TASK TO CARRY OUT
Check every line below, and copy those that include "this".

PROVIDED DATA
--------------------------------
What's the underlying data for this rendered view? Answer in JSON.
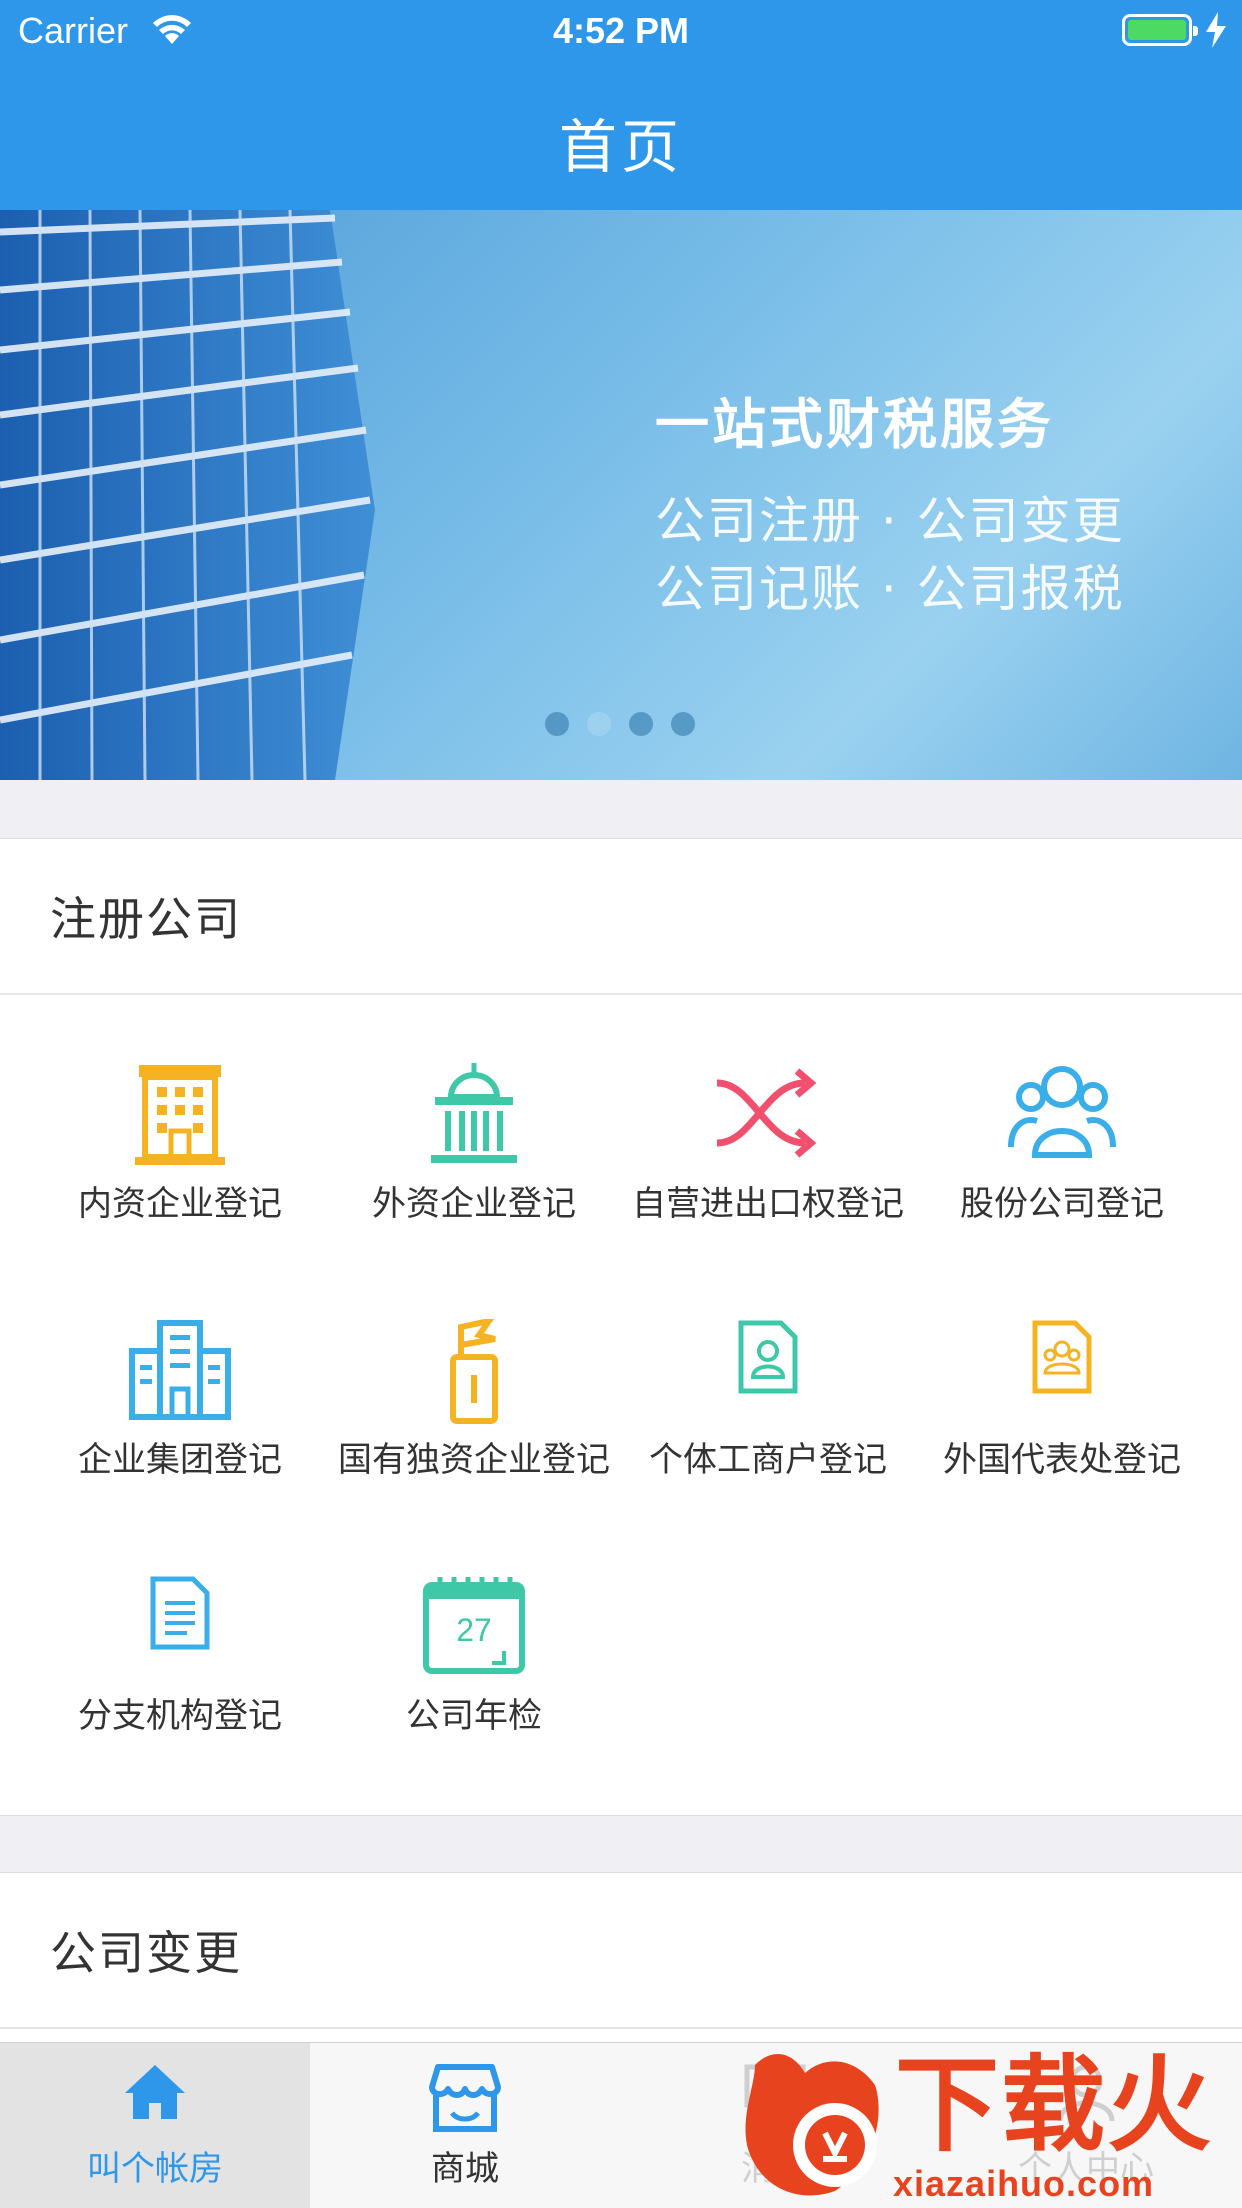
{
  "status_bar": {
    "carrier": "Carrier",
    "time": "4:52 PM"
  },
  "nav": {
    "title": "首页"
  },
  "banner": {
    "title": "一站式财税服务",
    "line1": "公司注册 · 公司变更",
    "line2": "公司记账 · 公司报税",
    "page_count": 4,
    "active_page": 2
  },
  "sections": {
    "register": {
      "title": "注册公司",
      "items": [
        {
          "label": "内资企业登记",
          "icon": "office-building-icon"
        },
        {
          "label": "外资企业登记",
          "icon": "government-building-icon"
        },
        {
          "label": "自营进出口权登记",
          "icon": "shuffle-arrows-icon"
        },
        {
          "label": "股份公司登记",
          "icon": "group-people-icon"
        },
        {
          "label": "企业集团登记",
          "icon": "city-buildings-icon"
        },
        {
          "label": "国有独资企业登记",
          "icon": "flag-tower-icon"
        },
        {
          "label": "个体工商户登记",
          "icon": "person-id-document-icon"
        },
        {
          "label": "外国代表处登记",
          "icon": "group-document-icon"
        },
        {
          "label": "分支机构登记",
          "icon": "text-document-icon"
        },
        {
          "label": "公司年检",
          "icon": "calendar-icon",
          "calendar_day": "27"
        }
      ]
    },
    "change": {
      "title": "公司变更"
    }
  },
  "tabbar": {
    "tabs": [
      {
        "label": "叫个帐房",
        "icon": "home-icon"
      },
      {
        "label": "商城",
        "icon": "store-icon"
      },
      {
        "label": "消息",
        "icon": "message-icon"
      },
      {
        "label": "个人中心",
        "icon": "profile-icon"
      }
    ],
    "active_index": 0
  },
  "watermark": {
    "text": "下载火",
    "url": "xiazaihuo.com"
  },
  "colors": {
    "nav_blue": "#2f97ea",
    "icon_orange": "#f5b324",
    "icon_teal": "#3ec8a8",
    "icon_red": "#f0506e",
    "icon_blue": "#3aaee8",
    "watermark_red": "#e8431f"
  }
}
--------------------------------
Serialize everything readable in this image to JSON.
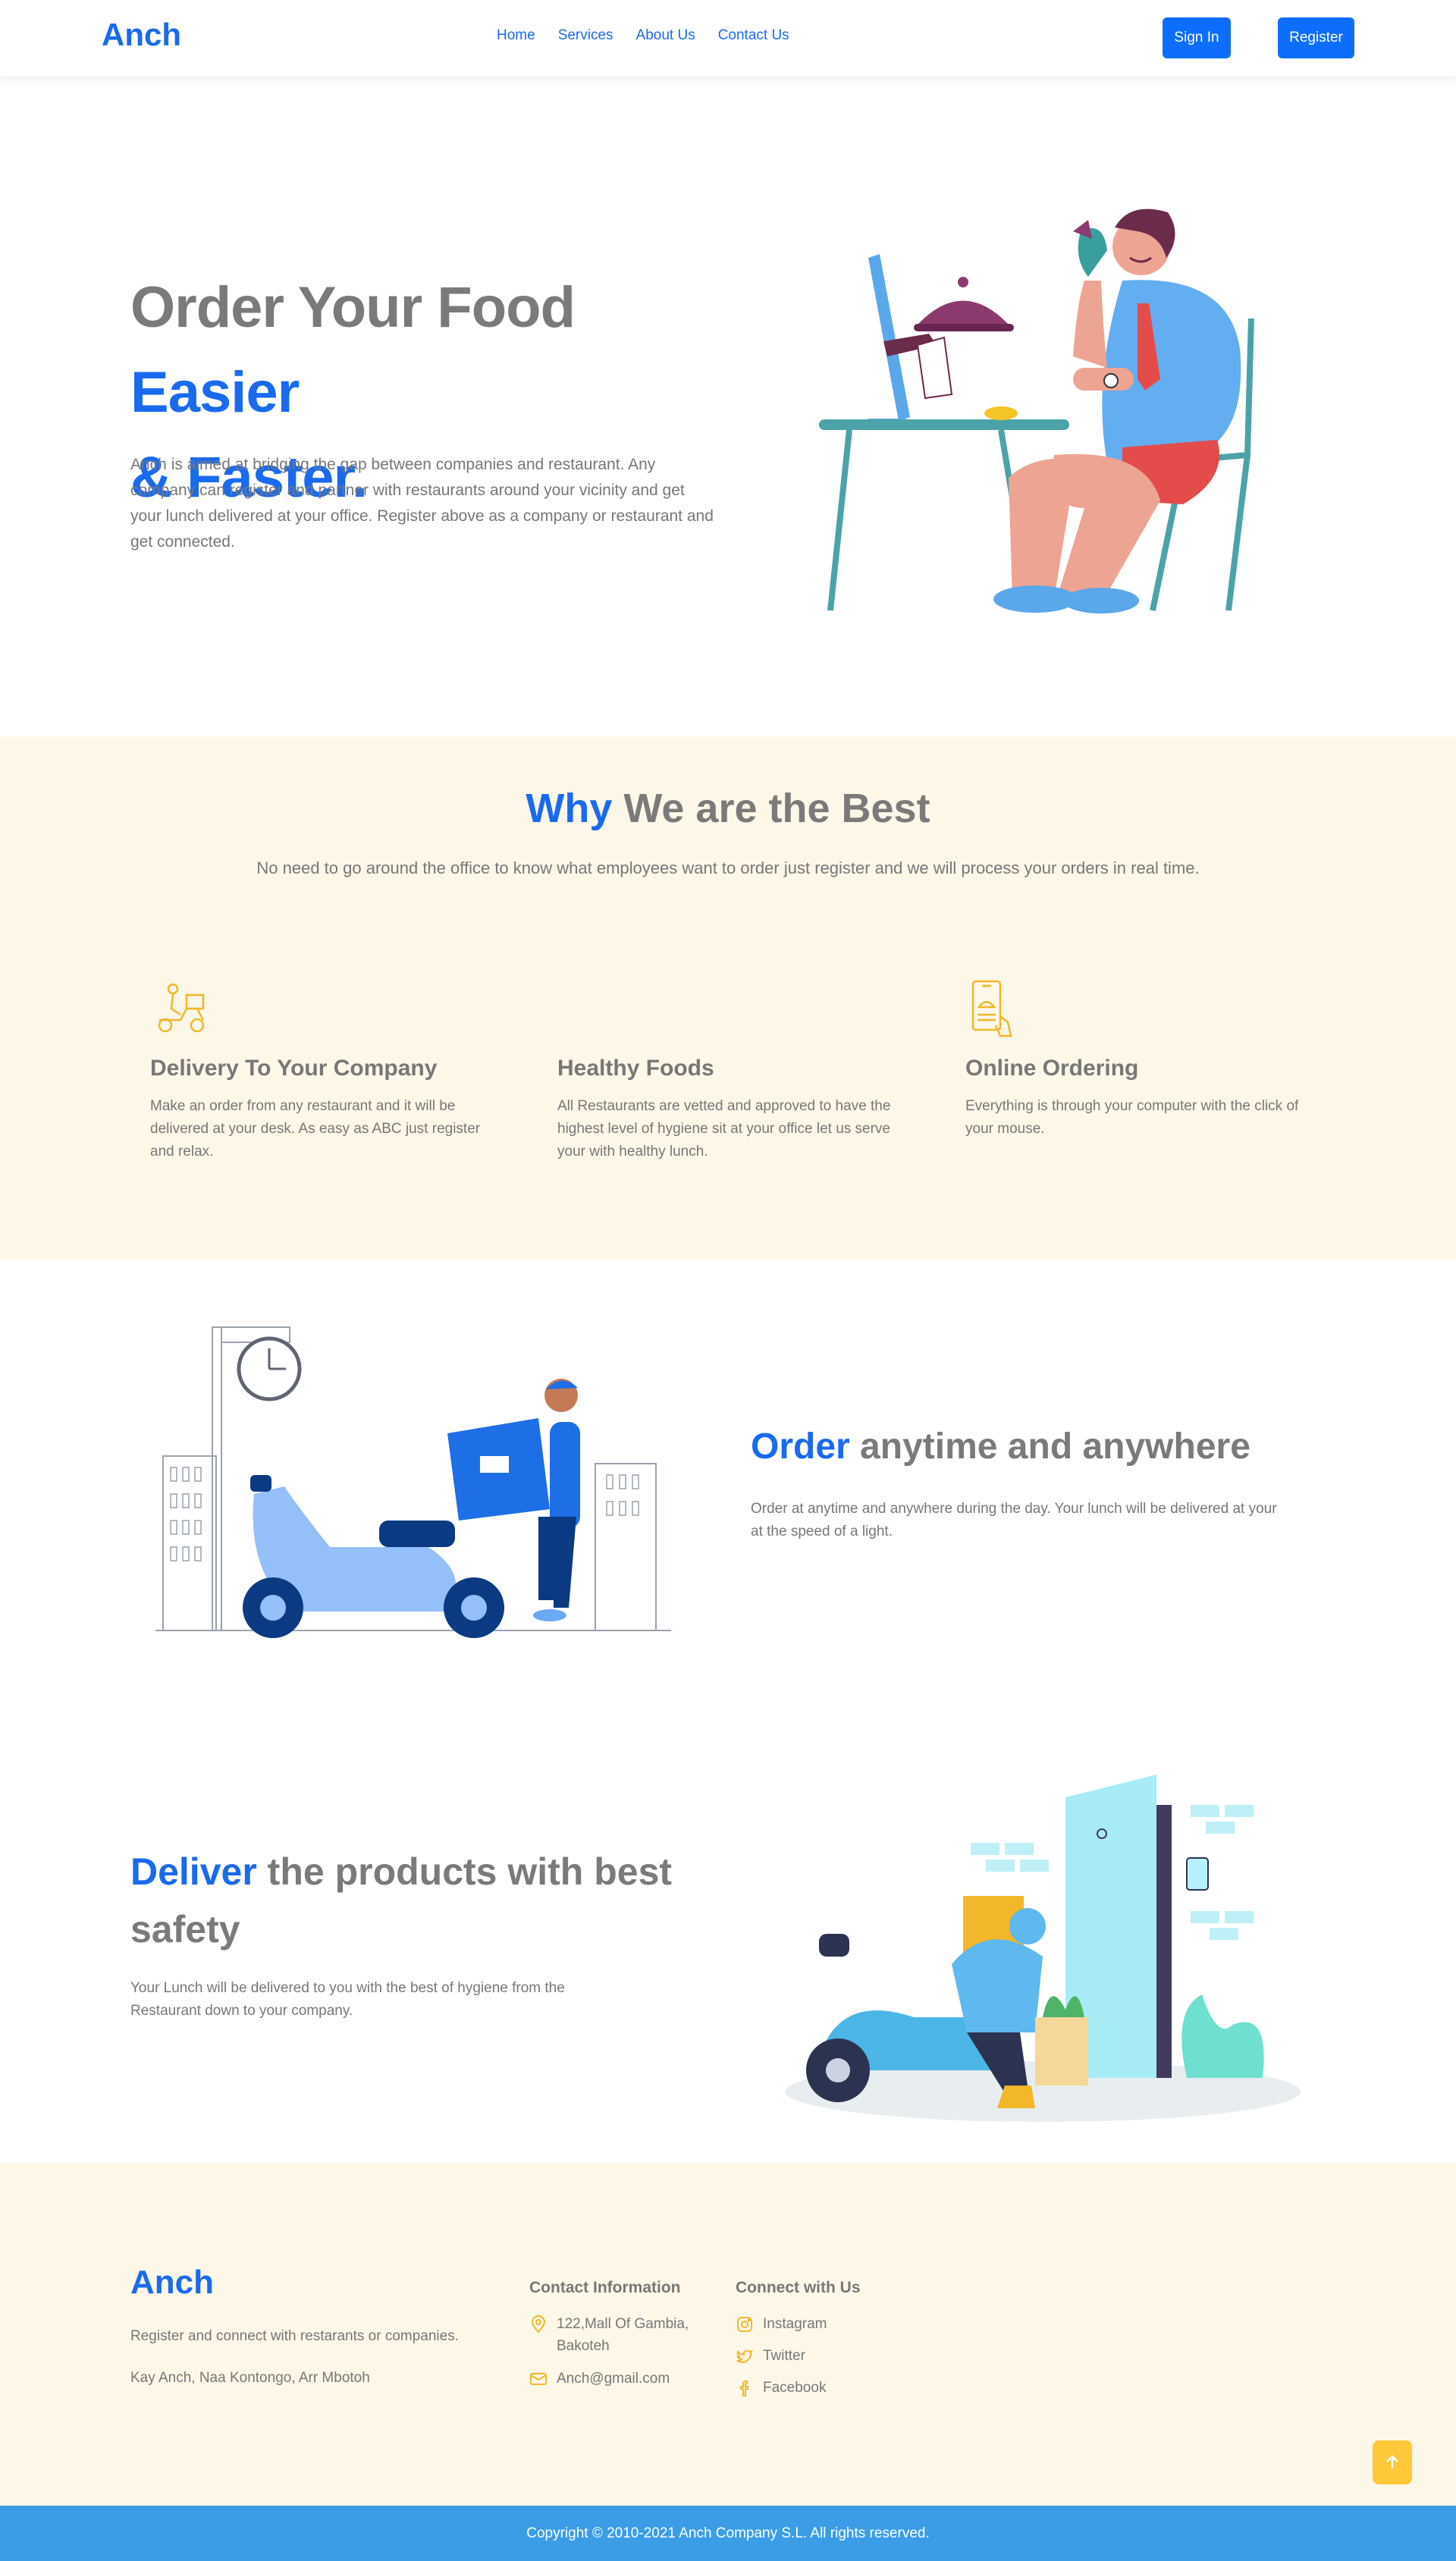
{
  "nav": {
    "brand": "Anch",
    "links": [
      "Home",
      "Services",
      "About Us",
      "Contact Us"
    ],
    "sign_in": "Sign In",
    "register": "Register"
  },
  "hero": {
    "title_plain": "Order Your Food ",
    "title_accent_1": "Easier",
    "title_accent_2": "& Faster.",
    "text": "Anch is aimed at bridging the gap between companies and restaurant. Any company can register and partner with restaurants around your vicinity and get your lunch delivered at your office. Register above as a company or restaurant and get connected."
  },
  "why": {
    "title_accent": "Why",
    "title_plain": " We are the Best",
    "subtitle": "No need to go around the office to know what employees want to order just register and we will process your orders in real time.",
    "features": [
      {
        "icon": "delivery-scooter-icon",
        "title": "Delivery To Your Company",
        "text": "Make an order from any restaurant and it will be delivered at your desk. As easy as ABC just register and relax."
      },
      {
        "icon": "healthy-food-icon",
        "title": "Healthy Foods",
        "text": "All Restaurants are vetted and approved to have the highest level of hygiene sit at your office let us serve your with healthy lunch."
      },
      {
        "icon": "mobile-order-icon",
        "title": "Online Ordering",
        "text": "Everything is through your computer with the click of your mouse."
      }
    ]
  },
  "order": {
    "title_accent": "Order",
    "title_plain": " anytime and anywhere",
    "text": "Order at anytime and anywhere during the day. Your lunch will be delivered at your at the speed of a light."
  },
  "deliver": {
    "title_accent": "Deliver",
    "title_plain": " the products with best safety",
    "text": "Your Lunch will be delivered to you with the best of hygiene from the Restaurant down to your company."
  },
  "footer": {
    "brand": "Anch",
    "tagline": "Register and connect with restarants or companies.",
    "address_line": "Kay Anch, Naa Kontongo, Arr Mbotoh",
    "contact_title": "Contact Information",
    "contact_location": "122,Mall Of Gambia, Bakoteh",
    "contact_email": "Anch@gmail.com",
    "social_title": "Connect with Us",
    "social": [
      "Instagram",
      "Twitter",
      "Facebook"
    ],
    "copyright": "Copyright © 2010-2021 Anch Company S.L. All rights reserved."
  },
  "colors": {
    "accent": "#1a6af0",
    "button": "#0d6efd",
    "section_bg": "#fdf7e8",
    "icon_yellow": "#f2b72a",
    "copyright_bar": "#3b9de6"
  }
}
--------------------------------
EXERCISE RESPONSE
What's the underlying data for this rendered view? Answer in JSON.
Serialize everything readable in this image to JSON.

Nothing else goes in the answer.